-- PROVIDED INFORMATION follows --
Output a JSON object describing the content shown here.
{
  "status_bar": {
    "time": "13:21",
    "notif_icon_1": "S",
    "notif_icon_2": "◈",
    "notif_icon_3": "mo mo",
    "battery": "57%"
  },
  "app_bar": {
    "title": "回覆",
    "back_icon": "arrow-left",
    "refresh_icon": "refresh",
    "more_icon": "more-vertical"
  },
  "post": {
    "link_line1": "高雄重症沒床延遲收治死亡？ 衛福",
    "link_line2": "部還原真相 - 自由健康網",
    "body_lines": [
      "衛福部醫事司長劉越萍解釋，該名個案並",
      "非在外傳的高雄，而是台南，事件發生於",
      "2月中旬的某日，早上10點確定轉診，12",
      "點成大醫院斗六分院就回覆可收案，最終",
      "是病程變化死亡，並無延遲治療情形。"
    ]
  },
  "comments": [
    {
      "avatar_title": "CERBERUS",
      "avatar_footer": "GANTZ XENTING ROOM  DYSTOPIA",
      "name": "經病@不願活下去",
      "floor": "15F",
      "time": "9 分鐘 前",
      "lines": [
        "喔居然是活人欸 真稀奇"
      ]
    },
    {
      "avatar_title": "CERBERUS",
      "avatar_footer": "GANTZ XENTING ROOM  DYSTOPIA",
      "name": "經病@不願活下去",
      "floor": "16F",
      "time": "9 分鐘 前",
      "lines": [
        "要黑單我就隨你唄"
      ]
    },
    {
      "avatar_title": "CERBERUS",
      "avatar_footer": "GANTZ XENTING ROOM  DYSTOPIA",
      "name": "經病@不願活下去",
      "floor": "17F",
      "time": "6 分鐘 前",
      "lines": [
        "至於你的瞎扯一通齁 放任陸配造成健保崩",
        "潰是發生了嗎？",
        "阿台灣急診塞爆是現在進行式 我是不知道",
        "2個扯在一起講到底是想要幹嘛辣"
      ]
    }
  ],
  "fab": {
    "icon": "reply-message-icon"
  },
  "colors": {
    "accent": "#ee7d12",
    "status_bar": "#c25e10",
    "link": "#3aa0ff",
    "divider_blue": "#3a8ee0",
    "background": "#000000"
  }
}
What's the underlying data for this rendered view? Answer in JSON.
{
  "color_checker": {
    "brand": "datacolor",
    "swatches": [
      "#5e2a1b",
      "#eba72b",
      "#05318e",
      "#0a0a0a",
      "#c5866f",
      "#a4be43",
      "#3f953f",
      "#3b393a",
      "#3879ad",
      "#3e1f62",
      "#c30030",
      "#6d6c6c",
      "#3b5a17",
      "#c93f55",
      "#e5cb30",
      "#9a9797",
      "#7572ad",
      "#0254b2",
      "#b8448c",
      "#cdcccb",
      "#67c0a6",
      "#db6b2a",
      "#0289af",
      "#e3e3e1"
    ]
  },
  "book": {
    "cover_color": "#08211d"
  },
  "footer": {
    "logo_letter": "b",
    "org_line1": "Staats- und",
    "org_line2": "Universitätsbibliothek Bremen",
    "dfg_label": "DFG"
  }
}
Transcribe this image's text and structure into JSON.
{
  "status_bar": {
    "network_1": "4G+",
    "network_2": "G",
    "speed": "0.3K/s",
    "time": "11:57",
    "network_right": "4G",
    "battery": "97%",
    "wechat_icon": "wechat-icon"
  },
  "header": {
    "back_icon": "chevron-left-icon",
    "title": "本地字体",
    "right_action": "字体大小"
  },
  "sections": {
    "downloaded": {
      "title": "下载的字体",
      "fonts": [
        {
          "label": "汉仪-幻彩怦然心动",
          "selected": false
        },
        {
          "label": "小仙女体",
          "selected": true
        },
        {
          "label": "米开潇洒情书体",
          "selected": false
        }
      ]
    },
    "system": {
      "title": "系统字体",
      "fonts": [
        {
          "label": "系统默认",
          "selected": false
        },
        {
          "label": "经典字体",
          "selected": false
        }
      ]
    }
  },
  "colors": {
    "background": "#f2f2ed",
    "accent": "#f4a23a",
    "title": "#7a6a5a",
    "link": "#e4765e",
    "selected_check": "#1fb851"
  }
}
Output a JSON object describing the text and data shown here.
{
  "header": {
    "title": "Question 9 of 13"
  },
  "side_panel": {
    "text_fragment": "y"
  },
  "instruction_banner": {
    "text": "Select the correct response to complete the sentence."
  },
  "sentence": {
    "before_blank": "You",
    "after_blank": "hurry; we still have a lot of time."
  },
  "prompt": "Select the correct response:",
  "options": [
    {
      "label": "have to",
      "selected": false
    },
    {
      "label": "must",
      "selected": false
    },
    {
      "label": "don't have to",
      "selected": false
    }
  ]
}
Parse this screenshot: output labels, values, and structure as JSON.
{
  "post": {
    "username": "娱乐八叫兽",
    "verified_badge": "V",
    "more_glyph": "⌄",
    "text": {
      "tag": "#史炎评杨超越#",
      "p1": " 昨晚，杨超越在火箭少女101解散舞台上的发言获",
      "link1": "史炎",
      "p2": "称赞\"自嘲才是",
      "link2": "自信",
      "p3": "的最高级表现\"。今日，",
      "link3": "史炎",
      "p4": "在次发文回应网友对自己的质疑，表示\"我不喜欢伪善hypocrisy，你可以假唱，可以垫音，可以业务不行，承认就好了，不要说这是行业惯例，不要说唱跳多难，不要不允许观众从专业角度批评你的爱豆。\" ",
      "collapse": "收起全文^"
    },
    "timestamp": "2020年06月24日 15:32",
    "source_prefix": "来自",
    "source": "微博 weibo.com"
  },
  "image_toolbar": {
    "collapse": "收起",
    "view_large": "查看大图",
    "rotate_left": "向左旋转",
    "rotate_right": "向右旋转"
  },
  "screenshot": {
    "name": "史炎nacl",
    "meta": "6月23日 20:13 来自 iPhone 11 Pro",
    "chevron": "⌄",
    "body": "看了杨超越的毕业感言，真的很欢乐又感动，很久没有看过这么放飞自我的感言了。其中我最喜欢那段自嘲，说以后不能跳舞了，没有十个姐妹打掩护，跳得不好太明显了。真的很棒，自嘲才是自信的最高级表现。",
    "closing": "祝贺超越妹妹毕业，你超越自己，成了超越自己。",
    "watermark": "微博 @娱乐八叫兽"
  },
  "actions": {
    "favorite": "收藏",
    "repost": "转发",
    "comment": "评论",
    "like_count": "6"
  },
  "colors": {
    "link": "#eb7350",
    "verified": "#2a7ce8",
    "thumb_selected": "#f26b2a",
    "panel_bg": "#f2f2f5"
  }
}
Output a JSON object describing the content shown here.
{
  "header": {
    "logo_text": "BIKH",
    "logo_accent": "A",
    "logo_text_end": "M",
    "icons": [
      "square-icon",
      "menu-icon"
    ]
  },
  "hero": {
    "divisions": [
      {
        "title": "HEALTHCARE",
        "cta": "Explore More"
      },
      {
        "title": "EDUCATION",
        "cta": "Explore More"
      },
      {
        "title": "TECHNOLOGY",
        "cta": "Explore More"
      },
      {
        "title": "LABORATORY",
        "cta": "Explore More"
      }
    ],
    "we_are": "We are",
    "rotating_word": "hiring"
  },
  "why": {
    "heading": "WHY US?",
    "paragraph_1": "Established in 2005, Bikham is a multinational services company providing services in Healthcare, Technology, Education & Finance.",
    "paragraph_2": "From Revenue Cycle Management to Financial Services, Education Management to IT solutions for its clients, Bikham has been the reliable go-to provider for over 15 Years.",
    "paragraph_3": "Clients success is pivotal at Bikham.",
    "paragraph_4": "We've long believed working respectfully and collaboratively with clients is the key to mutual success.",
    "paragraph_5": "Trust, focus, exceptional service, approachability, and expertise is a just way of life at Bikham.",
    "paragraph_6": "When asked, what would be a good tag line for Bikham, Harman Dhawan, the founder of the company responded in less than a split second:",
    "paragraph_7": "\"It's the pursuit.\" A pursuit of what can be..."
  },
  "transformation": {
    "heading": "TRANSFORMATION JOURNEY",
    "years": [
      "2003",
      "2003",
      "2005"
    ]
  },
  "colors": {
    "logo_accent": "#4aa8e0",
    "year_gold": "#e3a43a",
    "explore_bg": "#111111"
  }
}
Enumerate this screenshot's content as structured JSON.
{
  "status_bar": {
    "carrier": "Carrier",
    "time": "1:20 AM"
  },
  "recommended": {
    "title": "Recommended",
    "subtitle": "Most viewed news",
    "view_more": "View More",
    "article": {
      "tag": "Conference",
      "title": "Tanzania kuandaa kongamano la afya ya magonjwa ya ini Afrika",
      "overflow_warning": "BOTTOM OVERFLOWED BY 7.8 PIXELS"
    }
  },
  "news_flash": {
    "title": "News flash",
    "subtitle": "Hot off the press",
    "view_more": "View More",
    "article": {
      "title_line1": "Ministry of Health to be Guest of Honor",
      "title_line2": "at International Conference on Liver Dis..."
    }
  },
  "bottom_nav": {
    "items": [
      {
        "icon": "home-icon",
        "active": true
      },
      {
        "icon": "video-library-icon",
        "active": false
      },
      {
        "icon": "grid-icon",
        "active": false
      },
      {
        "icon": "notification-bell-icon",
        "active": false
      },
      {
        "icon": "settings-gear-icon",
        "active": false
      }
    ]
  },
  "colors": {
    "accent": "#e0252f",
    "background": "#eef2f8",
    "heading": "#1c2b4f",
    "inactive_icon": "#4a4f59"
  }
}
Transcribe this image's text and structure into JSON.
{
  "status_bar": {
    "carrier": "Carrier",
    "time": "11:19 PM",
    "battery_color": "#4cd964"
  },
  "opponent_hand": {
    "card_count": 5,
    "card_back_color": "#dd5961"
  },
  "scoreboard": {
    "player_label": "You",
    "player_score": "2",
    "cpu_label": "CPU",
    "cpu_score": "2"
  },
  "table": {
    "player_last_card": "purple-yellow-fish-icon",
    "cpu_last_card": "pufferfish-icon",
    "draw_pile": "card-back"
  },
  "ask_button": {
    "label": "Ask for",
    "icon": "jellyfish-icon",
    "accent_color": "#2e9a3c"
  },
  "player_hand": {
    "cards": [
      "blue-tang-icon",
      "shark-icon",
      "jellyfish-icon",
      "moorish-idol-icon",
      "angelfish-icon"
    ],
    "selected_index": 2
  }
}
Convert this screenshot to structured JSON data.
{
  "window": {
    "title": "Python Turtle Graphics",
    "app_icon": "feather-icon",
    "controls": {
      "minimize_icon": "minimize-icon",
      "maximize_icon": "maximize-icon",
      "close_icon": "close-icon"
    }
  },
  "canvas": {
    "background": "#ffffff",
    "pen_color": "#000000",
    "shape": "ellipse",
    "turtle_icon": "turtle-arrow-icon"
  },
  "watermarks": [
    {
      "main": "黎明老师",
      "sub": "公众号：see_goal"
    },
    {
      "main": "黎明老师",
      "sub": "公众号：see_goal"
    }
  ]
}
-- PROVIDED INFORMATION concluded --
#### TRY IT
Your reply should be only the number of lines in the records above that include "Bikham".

#### RESPONSE TO THIS TASK
5